** Element data from apps and pages **

== == ==

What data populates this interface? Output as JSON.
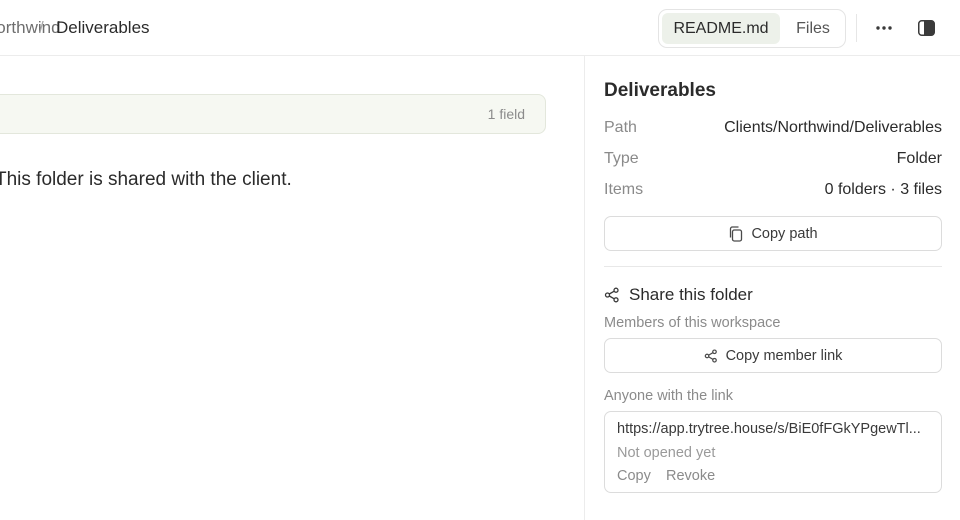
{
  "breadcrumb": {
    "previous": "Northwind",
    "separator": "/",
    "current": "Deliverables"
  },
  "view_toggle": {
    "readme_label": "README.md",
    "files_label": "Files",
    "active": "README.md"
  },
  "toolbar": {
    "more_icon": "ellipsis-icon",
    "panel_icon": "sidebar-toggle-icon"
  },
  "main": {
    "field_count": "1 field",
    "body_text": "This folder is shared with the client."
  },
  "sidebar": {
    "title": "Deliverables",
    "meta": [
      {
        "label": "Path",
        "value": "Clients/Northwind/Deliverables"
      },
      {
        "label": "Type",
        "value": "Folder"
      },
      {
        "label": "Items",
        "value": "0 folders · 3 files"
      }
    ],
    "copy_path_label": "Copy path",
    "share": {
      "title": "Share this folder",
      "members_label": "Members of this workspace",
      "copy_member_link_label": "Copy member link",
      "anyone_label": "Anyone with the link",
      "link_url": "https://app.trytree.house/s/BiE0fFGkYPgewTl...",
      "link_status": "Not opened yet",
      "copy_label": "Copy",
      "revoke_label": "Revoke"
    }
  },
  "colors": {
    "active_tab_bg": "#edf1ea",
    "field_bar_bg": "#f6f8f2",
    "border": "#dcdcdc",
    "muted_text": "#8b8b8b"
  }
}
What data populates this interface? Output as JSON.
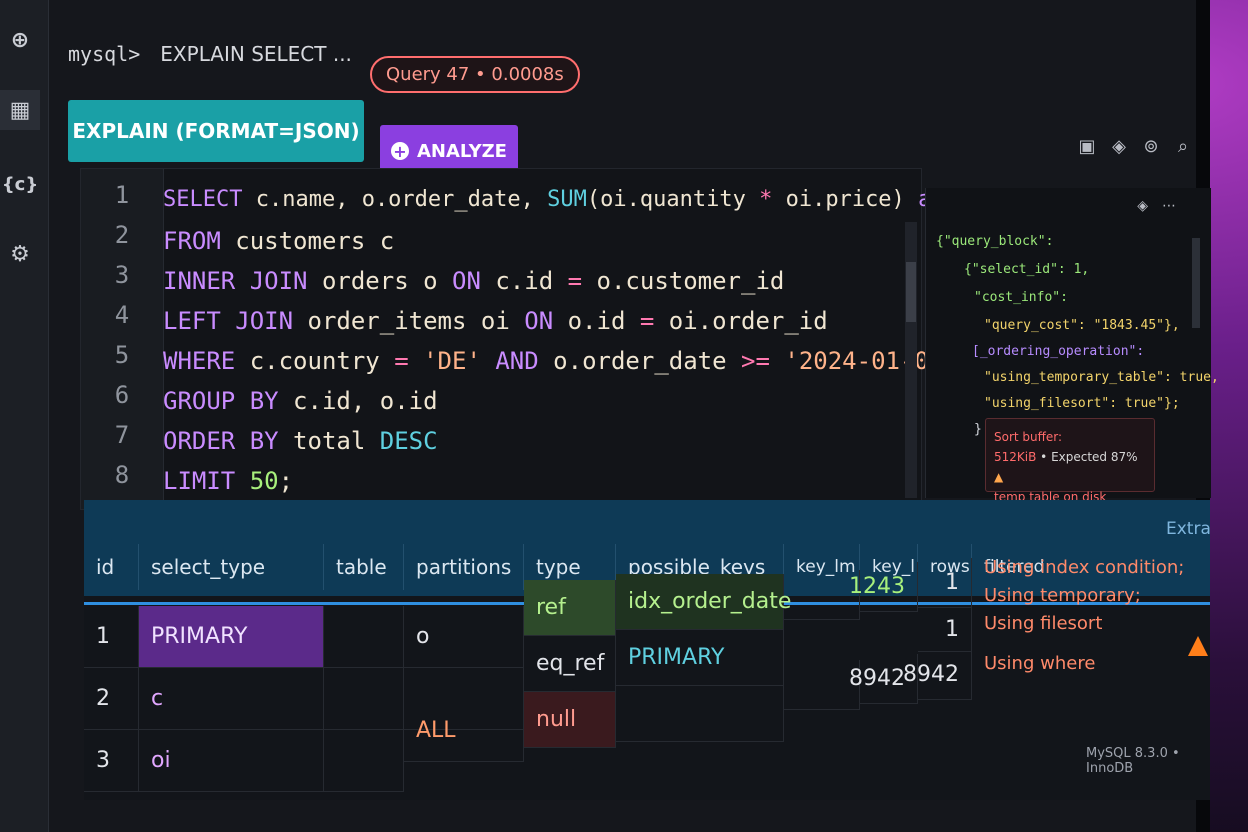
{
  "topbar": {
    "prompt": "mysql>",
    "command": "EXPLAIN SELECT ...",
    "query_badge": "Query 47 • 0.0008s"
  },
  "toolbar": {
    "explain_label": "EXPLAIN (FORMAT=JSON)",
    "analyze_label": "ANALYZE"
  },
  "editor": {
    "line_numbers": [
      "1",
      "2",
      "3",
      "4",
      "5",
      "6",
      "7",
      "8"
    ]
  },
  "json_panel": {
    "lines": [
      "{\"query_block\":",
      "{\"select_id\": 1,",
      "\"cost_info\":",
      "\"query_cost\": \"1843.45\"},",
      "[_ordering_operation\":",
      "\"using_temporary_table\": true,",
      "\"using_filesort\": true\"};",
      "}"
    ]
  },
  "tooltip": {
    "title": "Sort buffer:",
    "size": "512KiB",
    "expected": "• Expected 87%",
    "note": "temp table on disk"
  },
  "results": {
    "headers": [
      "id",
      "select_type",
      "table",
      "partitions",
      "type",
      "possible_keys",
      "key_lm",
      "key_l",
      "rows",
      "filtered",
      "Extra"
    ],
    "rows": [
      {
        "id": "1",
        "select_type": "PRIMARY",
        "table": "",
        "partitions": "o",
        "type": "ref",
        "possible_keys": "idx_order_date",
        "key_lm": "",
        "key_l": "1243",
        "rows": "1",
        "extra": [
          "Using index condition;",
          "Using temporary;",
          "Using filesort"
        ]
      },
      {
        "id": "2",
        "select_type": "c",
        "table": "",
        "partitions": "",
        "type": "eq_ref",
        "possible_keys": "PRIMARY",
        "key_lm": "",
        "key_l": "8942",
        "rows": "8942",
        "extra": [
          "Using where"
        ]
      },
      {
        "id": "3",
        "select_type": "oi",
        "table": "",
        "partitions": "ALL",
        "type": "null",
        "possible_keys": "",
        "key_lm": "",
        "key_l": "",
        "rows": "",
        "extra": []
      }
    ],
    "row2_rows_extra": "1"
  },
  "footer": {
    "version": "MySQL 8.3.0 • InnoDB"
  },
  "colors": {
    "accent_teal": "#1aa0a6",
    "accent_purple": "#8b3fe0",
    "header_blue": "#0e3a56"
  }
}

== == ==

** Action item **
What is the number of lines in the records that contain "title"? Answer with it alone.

** Response to the exercise **
3